By: Tara Goodfellow & Kayla Wright
Brooms up. Ready. Set. Match! Quidditch has come to Algonquin. Like its counterparts at the U of O and Carleton University, the college has adopted an official Quidditch team.
Quidditch is a sport played by witches and wizards in the magical world of J.K. Rowling’s Harry Potter series. It was brought to life in the “muggle” world in 2005 at Middlebury College in Vermont, and has since soared to popularity amongst colleges and universities across the globe. Enthusiasts call it “Muggle Quidditch.”
The team is new this year, and was founded by Algonquin alumni, Casey Innis, who spent the summer training with both the U of O and Carleton Quidditch teams. “Our team’s official start is September 2012,” said Innis.
Muggle Quidditch differs from wizard Quidditch for a number of reasons. First, there’s no such thing as magic- the game is played on foot, with brooms between their legs, rather than in the air. The balls don’t fly, but are tossed between the players by hand.
The Snitch is a tennis ball carried around in a sock by a runner who has no boundaries. The runner is encouraged to interfere with the players- taking brooms and kicking balls off the field.“One Snitch disguised himself as a member of the crowd and hid in plain sight for nearly an hour,: said Innis. Unlike in the wizarding game, the Snitch is worth 30 points instead of 150.

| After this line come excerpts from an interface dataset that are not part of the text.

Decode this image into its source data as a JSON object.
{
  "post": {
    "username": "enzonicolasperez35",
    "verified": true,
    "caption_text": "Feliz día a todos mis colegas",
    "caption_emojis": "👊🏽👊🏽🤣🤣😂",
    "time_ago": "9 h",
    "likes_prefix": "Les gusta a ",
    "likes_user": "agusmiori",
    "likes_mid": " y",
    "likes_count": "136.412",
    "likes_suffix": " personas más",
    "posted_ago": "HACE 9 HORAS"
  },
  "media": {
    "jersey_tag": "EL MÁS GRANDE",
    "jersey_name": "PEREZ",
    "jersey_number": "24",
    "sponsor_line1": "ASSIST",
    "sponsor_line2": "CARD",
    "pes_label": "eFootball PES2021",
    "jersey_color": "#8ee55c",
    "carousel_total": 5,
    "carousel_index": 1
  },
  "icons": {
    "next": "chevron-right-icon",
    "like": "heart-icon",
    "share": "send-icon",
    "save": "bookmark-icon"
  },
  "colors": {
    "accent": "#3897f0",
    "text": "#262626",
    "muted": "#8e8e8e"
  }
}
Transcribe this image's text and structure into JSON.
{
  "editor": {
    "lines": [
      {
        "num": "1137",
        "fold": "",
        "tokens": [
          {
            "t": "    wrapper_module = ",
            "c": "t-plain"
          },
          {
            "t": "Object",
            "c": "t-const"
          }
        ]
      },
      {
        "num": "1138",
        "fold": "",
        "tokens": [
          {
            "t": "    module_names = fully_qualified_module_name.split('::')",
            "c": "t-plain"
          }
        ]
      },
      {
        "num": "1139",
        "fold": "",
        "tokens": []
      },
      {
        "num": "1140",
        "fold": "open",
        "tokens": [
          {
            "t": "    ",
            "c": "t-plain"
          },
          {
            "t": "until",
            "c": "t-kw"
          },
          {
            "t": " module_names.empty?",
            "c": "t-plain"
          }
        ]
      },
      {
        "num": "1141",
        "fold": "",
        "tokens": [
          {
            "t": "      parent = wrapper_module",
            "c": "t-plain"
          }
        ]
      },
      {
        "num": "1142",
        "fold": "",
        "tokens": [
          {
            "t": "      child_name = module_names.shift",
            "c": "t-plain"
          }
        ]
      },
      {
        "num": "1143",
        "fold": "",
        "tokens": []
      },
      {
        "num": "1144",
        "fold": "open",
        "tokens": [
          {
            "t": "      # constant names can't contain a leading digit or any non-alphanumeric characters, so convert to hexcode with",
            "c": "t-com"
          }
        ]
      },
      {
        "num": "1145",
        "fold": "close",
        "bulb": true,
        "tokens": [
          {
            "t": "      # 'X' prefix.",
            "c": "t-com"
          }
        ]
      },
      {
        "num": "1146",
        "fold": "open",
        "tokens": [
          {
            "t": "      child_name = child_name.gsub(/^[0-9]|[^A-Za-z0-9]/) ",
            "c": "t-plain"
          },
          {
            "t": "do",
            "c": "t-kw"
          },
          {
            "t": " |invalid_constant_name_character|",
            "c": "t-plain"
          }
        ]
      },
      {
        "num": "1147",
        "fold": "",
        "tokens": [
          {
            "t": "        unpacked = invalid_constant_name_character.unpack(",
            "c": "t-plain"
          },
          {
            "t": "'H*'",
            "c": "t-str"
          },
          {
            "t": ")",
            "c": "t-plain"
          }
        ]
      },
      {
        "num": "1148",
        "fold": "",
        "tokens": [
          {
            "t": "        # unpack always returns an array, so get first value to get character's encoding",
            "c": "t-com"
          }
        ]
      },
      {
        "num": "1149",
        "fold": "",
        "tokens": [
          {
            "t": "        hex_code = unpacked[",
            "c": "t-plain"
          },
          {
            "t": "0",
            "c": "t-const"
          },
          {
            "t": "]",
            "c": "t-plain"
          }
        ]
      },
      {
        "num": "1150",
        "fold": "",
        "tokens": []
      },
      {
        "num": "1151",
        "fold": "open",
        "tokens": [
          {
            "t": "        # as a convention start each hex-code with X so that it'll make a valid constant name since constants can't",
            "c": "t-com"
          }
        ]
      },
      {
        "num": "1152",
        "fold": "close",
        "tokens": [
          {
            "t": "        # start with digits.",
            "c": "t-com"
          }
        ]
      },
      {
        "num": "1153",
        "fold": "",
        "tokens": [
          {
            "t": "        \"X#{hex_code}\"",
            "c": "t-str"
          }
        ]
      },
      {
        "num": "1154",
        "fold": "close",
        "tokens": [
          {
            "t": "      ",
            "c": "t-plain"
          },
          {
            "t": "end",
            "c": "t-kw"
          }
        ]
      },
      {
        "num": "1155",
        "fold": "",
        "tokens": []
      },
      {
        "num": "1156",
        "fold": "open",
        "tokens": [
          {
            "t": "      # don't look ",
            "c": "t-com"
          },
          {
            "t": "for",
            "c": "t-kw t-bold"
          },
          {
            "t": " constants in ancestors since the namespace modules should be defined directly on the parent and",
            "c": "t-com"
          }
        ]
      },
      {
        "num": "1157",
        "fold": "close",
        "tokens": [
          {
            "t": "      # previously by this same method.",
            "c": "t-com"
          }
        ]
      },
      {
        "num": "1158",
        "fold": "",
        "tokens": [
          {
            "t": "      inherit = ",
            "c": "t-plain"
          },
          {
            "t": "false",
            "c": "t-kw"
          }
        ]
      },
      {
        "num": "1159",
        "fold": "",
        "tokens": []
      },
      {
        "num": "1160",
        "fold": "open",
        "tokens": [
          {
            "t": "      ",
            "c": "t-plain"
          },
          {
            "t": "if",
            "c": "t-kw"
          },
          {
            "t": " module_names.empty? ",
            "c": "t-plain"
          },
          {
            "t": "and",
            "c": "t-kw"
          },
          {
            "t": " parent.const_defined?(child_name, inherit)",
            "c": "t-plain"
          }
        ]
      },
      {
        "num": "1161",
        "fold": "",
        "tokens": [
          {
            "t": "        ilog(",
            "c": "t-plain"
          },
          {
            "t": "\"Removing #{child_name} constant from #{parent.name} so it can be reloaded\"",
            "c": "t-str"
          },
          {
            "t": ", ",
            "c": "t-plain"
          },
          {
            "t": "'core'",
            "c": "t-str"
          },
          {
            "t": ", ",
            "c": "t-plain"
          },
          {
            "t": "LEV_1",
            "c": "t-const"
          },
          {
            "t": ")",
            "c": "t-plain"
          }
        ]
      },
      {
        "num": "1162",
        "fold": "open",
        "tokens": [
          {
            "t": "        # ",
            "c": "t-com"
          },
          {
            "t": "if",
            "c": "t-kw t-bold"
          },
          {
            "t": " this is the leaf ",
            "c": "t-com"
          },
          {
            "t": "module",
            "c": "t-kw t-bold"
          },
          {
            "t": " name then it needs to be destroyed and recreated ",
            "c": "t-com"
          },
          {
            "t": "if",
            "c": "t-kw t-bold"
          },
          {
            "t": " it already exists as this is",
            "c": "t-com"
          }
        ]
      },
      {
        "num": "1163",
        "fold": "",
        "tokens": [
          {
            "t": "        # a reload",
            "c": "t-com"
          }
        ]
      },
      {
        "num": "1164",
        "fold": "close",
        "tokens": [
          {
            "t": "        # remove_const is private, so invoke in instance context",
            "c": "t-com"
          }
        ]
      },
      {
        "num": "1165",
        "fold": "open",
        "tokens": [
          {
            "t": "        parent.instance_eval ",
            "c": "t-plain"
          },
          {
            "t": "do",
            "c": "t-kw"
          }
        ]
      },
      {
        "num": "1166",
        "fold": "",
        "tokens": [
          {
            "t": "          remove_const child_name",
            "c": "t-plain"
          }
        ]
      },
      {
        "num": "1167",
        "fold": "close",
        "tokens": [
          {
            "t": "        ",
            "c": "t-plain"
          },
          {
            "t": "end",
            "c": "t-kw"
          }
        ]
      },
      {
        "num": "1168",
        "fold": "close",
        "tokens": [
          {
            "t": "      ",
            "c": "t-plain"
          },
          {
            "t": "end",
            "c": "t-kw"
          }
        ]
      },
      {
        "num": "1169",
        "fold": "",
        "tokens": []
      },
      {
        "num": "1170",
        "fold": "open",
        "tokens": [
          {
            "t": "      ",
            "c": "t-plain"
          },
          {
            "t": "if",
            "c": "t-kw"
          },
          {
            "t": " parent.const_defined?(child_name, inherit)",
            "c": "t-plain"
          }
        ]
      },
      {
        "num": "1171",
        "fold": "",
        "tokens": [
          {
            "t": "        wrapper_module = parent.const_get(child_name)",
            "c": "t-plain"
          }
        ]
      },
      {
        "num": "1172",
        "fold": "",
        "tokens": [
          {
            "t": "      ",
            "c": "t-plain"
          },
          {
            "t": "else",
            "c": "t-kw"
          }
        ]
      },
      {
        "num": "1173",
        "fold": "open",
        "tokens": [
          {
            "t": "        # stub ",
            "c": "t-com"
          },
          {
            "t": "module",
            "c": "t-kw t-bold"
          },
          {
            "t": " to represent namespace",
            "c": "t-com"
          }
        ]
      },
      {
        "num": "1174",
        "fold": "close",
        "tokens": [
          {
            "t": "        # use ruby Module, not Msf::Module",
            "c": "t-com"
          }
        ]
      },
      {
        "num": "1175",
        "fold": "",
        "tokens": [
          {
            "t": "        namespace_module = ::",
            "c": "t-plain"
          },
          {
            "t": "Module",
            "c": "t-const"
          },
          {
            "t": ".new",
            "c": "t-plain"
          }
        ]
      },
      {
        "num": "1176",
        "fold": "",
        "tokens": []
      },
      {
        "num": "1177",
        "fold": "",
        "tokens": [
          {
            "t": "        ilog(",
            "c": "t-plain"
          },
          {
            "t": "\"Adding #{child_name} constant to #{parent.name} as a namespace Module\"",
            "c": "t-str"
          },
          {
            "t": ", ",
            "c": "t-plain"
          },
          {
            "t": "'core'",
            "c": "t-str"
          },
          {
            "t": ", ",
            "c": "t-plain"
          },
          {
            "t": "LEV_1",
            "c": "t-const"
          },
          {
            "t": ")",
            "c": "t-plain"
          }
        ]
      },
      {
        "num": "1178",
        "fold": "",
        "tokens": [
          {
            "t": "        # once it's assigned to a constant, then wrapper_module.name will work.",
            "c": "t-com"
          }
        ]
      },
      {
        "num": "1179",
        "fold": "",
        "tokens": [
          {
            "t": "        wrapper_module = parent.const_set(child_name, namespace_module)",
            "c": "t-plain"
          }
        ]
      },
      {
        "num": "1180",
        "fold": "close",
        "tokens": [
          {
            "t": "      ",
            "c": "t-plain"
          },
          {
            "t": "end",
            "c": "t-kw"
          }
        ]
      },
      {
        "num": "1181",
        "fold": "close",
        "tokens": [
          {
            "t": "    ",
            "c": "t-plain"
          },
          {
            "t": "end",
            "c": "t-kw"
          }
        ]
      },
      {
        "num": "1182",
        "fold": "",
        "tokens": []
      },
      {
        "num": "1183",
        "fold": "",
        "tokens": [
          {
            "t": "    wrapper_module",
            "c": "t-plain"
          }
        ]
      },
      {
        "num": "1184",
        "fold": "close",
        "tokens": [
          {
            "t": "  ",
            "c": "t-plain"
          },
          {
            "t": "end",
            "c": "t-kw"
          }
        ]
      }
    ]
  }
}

Second, there are seven players on the field instead of six- 21 players in total, with two subs per person- and these positions include; one Keeper, two Chasers, three Beaters (not two) and one Seeker. The Keeper guards three goal posts in their end of the field. Each hoop is worth 10 points. The Chasers carry an orange “Quaffle” through the other team’s end to shoot through one of the three hoops.
The Beaters throw three black balls called “Bludgers” at the other team’s players to knock them off their broom and /or prevent their own player’s from being hit. When a player is hit and “falls off” their broom, they must remove the broom from between their legs and run back and tap their own goalpost to get back into the game.
The Seeker’s job is to catch the Snitch- even if it requires “flying out of bounds.” Catching the Snitch ends the game, but doesn’t necessarily mean the team wins as it depends on the points earned before capture.
“I read all the books, and saw all the movies, and it wasn’t what I expected,” said Cass Walden, a first-year pre-nursing student on the team. “I saw some of the videos on YouTube, and I played a lot of contact sports in high school, and so I thought it’d be pretty sweet.”
Algonquin’s Quidditch season kicked off in early September and follows the school’s academic season. Their first game will be Oct. 20 against Carleton. The team also plans to compete in the second annual Canadian Quidditch Cup at Queen’s University in Kingston, in November and the sixth annual World Cup in Florida April 2013.
“I do intend to win,” said Innis. “So we’re going to be training very hard.”
They’re currently holding weekly practices, which remain open to both current and former Algonquin students. As this is the first year of operation, Innis said there won’t be official tryouts.
“Anyone can join anytime they want, with any level of commitment,” said Innis.
If you’re interested in playing, visit the Algonquin Quidditch page on Facebook.